38,489 Points# Shouldn't Merge Sort be O(n * log(n) + log(n))

When you think about the Merge Sort you split the set ( log(n) ) and then you join them together while sorting each group (n * log(n)). In sum that such be log(n) + n * log(n)

## 2 Answers

###### Clayton Perszyk

Treehouse Moderator 48,565 PointsNot sure, but this looks like a good explanation: https://softwareengineering.stackexchange.com/questions/297160/why-is-mergesort-olog-n

###### Paul Brubaker
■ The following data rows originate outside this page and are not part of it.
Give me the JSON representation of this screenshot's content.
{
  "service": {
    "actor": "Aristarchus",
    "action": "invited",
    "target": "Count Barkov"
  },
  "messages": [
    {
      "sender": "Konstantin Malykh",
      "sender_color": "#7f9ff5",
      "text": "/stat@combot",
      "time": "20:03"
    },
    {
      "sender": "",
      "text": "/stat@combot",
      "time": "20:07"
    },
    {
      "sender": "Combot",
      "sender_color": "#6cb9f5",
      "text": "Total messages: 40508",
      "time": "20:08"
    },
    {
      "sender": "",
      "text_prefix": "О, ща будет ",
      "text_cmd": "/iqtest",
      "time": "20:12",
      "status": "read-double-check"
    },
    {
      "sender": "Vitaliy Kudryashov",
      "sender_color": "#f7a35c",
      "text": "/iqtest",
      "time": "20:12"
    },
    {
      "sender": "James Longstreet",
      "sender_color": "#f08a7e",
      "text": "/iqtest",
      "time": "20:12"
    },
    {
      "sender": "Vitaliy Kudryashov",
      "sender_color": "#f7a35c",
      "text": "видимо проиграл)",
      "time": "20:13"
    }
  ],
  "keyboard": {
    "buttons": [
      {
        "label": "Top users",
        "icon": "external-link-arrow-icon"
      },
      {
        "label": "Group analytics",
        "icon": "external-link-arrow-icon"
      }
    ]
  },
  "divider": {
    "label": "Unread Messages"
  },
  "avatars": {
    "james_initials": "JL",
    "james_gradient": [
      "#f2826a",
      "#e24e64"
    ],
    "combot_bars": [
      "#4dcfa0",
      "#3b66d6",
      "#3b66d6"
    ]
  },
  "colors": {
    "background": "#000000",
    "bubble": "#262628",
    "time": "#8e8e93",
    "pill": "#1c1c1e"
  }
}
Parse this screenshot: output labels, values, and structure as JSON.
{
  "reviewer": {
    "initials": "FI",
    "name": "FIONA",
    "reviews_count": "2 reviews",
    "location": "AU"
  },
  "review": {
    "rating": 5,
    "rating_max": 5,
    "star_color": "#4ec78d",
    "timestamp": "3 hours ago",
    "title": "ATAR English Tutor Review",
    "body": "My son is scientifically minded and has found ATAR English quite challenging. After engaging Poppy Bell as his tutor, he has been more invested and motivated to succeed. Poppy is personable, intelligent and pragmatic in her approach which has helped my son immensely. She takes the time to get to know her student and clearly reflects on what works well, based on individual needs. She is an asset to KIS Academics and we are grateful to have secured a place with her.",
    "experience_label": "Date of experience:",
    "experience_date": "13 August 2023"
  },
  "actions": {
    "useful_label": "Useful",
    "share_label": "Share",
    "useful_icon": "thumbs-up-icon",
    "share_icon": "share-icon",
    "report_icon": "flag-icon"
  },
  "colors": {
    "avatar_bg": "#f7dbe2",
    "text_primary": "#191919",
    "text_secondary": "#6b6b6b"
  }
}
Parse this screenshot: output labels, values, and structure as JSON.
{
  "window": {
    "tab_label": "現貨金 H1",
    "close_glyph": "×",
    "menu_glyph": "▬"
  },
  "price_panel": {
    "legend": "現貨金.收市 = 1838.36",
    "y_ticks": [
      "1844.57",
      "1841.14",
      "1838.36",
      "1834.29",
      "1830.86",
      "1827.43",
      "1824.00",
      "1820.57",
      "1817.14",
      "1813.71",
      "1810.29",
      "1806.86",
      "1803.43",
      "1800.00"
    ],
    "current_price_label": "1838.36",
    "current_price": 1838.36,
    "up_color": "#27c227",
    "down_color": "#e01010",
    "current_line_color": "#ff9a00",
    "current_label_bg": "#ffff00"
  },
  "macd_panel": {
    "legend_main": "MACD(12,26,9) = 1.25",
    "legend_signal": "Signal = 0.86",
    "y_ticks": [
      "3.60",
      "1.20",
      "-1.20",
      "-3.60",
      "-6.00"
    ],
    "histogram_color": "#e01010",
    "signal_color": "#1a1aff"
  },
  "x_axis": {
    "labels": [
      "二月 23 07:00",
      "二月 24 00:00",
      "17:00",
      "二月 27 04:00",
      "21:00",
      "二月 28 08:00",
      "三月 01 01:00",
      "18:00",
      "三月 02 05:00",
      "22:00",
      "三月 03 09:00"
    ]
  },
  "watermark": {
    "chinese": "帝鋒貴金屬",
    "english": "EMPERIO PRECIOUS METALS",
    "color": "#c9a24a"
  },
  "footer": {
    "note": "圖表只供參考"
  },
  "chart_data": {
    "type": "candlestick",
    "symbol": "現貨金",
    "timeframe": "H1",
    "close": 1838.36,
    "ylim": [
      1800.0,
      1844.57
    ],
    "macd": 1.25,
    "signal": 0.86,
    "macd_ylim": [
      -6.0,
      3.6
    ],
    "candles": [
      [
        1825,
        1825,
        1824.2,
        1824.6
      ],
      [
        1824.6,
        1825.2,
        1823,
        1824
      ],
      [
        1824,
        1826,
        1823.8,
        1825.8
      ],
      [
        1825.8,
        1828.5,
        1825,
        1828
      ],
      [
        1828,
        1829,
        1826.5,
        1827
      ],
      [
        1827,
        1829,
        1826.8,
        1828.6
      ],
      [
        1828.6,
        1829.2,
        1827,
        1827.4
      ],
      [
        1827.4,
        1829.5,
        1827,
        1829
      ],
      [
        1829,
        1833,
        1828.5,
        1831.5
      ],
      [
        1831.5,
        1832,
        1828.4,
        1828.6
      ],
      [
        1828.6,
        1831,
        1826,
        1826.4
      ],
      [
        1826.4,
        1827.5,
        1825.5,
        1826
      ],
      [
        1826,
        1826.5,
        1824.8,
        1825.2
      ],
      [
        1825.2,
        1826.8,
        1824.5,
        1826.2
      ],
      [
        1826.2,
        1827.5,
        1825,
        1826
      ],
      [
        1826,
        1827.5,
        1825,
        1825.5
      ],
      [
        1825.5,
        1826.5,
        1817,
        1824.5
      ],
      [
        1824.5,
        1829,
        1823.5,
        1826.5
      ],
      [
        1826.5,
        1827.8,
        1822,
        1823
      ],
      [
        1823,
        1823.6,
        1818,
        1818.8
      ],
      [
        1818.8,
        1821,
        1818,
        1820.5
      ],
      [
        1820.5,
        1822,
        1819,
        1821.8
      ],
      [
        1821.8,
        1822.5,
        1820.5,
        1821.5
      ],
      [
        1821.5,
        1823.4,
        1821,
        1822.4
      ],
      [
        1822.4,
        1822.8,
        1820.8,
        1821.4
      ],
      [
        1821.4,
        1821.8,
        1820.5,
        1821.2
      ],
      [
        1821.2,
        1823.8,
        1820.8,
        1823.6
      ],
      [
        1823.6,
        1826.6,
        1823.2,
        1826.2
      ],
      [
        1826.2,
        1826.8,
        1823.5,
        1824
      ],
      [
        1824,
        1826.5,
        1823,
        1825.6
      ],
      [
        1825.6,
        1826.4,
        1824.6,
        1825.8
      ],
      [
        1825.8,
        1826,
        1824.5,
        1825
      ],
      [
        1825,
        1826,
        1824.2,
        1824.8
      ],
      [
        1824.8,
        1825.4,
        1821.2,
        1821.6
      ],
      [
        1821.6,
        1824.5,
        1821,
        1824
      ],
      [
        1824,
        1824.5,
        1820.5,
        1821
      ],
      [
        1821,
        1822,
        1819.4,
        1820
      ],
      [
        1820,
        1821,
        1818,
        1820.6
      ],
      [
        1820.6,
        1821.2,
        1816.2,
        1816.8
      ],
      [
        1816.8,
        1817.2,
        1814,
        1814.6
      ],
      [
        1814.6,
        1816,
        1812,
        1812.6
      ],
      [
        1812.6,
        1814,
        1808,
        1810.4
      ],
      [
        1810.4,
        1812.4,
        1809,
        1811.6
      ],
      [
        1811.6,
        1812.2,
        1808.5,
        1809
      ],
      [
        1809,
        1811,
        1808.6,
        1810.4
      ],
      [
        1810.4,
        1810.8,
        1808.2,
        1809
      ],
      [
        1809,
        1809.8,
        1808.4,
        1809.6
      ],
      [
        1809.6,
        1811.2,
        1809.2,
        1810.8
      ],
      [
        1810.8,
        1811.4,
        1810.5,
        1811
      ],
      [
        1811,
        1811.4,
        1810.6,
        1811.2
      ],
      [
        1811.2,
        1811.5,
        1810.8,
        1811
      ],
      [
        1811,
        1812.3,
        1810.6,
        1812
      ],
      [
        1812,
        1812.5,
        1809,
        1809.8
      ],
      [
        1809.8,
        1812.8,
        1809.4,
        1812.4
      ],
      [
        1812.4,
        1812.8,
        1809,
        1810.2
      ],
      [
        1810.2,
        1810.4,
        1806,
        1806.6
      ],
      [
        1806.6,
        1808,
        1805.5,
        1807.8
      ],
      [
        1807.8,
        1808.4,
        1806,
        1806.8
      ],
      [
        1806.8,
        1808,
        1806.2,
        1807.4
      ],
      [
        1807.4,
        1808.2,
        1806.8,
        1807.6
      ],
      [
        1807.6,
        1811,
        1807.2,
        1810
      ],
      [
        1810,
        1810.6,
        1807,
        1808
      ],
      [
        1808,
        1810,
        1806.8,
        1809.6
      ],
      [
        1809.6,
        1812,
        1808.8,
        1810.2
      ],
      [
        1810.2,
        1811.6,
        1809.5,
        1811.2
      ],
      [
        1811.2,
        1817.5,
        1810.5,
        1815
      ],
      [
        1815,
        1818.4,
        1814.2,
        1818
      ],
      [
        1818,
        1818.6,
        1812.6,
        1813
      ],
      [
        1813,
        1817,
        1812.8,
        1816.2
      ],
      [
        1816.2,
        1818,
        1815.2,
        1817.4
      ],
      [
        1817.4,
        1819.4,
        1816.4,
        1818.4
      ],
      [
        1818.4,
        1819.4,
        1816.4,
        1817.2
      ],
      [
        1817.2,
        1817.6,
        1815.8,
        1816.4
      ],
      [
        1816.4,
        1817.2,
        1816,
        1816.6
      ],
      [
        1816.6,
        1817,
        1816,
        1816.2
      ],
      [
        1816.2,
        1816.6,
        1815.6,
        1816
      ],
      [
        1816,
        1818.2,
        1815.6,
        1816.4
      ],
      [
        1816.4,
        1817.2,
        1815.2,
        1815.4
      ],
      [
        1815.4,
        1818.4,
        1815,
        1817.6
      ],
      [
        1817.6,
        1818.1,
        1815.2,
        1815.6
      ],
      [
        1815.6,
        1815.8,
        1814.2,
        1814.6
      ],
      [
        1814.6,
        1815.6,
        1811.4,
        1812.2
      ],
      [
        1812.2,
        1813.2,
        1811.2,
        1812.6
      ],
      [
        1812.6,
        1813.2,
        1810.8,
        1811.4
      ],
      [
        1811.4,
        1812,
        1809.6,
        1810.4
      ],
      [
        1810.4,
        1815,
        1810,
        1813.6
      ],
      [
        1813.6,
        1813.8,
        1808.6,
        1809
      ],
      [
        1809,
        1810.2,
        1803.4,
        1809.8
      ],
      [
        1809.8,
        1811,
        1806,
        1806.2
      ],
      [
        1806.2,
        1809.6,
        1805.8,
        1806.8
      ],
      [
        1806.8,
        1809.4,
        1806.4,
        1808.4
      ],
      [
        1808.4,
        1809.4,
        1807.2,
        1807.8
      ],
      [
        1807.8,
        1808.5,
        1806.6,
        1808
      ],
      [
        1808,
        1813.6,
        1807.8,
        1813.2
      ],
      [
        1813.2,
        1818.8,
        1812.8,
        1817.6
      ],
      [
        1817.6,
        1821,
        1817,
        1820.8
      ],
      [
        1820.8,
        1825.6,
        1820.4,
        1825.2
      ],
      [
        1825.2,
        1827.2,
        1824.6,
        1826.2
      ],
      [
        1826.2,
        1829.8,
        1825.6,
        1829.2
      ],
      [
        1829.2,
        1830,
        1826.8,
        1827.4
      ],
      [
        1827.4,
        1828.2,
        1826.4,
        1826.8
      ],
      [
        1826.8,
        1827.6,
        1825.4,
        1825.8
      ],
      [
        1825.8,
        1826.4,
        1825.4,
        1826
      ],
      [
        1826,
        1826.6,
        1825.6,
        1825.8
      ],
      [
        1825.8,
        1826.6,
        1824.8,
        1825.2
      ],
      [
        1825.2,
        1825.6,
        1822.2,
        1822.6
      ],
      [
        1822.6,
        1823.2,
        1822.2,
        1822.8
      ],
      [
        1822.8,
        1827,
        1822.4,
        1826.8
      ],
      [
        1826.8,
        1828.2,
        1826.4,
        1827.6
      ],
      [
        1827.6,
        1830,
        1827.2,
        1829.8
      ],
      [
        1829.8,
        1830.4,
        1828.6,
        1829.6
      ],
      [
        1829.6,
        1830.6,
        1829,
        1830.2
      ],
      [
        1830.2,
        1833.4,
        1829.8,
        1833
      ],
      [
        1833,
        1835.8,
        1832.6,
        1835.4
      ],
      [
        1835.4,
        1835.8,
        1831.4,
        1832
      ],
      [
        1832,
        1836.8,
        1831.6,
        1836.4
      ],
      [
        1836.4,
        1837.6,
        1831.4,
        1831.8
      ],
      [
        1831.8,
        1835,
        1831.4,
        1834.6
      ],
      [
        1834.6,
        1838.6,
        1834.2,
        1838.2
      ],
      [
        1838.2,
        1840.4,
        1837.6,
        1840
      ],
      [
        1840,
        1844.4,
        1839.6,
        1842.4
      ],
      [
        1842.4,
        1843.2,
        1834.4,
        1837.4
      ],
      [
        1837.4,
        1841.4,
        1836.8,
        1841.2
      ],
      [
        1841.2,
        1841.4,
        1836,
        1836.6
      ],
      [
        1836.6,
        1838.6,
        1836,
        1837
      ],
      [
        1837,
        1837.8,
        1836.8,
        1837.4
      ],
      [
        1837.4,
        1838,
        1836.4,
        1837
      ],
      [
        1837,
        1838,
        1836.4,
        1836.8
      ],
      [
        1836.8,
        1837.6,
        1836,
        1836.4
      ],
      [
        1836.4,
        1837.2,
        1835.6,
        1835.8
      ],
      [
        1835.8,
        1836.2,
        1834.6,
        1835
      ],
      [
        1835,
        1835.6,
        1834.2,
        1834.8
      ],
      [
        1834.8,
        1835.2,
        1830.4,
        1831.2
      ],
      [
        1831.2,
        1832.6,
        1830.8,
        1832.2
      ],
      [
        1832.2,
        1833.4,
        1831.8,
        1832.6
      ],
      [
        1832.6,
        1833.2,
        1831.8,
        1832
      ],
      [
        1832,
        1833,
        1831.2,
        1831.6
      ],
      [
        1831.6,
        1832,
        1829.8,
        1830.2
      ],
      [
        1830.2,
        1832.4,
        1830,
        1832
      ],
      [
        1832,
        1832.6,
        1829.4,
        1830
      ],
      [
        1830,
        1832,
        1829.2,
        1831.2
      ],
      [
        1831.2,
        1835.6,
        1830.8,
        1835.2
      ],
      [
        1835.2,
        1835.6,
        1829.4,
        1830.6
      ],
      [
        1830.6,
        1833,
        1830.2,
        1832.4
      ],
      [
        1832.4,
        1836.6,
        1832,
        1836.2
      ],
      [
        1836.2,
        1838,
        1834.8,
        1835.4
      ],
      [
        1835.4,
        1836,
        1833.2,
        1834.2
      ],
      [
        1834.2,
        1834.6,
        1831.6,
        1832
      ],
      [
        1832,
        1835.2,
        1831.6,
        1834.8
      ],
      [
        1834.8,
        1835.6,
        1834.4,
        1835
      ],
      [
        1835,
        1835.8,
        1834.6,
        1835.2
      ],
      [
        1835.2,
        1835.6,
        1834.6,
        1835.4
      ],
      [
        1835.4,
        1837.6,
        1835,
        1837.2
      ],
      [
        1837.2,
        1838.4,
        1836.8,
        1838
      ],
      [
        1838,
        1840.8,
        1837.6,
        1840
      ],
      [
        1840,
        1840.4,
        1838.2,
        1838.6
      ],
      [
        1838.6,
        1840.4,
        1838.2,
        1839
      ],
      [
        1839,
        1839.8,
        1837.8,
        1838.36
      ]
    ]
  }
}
14,265 PointsThe reason that O(n*log(n)+log(n)) simplifies to just O(n*log(n)) is that the limit as n approaches infinity of the ratio of n*log(n)+log(n) to n*log(n) is 1. In other words, as we make the size of the input set arbitrarily large, the rate of growth of n*log(n)+log(n) and n*log(n) is 'almost exactly' the same so we just write O(n*log(n)). I hope this helps, I don't think this course is intended to get into the weeds with calculus but limits aren't too hard to understand intuitively. Overlaying the graphs of nlog(n) and nlog(n) + log(n) for large n as in the video examples might help to illustrate the point.

## Hakim Rachidi

38,489 Points## Hakim Rachidi

38,489 PointsThanks, but the Stack post is not very helpful as the answers just explain what I already said. The set first get's split (log(n) operations) then concatenated while sorting again per split (n * log(n)). In total: n * log(n) + log(n).

Here is my post on SO